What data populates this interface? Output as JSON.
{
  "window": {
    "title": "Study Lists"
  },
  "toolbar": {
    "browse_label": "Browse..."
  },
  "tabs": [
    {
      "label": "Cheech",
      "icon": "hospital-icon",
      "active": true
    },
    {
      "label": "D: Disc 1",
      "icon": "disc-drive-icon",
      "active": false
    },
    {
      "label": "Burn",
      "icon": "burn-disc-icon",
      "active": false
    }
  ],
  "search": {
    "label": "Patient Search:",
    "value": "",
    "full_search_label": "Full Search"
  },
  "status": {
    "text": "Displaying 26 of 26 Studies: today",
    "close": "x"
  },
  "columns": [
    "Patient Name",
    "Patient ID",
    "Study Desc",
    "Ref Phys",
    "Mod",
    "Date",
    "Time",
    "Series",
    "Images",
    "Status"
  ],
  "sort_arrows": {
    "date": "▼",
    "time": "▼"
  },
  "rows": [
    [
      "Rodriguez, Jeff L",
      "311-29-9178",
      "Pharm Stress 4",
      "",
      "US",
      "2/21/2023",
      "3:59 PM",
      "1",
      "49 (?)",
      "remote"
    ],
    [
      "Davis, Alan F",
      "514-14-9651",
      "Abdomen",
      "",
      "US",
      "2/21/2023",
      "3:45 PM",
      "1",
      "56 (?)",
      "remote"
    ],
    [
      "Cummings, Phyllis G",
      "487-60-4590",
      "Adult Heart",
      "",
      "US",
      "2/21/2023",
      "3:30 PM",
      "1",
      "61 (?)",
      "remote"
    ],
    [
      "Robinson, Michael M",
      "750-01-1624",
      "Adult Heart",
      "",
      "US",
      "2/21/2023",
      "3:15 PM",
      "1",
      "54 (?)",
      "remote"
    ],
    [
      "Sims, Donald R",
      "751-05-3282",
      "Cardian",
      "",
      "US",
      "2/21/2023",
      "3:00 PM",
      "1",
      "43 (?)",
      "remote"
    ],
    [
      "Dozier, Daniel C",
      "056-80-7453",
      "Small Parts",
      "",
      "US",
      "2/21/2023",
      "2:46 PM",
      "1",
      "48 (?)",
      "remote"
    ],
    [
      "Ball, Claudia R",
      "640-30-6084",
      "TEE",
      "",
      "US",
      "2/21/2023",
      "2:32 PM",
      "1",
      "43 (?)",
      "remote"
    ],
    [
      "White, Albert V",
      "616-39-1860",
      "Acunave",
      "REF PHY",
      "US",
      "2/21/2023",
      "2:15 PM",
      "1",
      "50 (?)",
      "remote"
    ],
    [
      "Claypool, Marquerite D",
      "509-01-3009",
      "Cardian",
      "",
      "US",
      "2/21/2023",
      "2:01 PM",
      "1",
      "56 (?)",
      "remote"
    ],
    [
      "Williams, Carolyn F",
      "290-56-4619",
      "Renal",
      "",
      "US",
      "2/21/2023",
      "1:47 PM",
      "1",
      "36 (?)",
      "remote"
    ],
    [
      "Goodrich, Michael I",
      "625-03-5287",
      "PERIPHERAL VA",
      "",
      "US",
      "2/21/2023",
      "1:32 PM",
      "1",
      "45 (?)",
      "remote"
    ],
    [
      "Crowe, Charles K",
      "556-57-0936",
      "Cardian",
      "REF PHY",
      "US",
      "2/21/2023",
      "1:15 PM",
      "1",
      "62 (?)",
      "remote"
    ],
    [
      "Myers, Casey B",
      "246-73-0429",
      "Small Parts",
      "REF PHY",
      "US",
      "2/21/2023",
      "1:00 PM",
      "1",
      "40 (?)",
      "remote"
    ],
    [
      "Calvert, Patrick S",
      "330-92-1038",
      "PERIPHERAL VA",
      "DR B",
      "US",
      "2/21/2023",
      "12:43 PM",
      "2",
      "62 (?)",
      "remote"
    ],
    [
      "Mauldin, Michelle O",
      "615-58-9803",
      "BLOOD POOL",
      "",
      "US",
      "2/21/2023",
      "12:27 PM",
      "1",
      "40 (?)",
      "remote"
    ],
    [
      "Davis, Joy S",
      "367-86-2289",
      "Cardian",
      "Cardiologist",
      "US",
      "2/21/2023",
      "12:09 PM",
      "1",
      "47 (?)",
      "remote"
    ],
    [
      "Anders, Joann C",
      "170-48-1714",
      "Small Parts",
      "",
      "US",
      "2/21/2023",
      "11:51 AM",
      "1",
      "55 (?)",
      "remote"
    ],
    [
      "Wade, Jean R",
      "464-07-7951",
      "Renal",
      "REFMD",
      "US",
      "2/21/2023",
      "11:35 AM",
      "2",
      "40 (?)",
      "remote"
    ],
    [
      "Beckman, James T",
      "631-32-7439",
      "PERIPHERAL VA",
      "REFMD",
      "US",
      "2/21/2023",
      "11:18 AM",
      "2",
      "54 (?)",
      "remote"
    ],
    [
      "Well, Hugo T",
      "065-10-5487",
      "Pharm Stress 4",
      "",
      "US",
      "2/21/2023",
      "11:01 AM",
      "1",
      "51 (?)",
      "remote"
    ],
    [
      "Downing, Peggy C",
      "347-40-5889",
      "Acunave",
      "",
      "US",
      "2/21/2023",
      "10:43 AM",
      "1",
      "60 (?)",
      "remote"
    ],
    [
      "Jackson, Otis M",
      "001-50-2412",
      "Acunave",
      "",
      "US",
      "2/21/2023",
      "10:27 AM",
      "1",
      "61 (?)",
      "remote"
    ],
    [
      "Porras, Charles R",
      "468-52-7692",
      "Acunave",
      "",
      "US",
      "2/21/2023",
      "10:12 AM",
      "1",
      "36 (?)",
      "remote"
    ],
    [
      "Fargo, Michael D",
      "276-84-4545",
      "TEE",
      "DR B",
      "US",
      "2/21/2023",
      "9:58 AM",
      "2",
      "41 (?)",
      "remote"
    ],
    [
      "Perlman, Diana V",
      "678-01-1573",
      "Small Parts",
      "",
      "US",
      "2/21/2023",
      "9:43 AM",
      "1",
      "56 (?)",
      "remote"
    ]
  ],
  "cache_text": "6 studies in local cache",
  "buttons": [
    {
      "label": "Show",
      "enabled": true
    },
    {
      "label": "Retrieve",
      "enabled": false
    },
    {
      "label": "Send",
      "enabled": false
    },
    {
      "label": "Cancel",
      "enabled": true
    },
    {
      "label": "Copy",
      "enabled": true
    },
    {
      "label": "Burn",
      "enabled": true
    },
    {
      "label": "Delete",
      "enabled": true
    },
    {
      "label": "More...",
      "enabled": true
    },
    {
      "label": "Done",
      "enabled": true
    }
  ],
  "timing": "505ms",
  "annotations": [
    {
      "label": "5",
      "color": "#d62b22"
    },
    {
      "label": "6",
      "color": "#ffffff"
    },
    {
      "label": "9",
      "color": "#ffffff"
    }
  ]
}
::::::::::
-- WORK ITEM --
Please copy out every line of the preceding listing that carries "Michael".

-- PROBLEM SOLUTION --
      "Robinson, Michael M",
      "Goodrich, Michael I",
      "Fargo, Michael D",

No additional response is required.